It’s really effective at reducing your carb crescendos, so if you do this, you can actually cut down your carb intake and enjoy a lot less carb cussies.
Keep a diary of your carb use and what you eat.
I have a pretty strict eating plan.
I eat as many snacks as I can in the time I have available.
I’ll eat all my vegetables and fruits and my protein shakes are just about everything else.
My carb-hating days can sometimes be like this: lunch, dinner, snack, breakfast, snack again.
It might be tempting to skip meals, but the truth is that I’d rather have an unhealthy eating habit and a low-carb one than a healthy one and a high-carbone.
Find the right foods.
I don’t know about you, but I’m pretty obsessed with food, so I really don’t mind eating less when I have an carb craving, even if it means not having all of my favorite snacks.
Here’s a list of some food that are low in carbs: chips, rice, pasta, rice cakes, rice porridge, granola bars, fruit juice, sweetened tea, ice cream, milk, water, pasta sauce, pasta noodles, pasta meatballs, pasta soup, pasta salad, pasta dressing, pasta tortellini, and pasta salad sauce.
The only thing I don, I won’t eat when I need to get a lot done and when I can get it without worrying about carbs.
But it’s not always the case.
Avoid processed foods.
Many of us like to eat more nutritious, tasty foods like whole grains, beans, nuts, seeds, fruits and vegetables.
But when we’re going out to eat, there are other food options we can consider.
Here are some good ones to consider: raw food, whole-grain pasta, pasta sauces, gluten-free pasta, baked pasta, low-sodium chicken noodle soups, low fat vegetable and grain pasta, soy-free vegetables, raw rice, and plant-based protein.
You can also go gluten- or nut-free with these and eat them all.

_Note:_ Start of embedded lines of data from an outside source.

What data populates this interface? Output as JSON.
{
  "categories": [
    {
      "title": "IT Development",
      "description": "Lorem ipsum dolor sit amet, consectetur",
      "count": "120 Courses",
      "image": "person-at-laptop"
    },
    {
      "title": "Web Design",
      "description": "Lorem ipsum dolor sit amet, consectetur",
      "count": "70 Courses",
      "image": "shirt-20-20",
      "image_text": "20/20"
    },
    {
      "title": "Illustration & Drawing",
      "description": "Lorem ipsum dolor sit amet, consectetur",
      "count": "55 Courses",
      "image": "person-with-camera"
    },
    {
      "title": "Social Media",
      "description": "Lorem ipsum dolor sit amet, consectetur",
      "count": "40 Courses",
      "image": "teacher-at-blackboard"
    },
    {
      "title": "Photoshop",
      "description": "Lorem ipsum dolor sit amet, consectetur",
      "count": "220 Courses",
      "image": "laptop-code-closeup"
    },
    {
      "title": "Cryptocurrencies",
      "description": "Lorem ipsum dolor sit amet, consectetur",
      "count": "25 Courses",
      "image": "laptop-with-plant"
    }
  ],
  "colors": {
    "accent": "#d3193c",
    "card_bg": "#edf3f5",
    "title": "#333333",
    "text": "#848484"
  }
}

But for the most part, the best thing to do is eat less.
Know your carbs.
You want to make sure you have your carb counting low and to be eating a low carb diet.
I know I do.
But here are some other tips I’ve heard.
1) Check your carb levels before you go to the store.
You may have noticed that you don’t really have a clear idea of how much carbs you’re eating or how much you’re consuming.
There’s no magic number, but you can try to find it out.
Take a look at this list: http: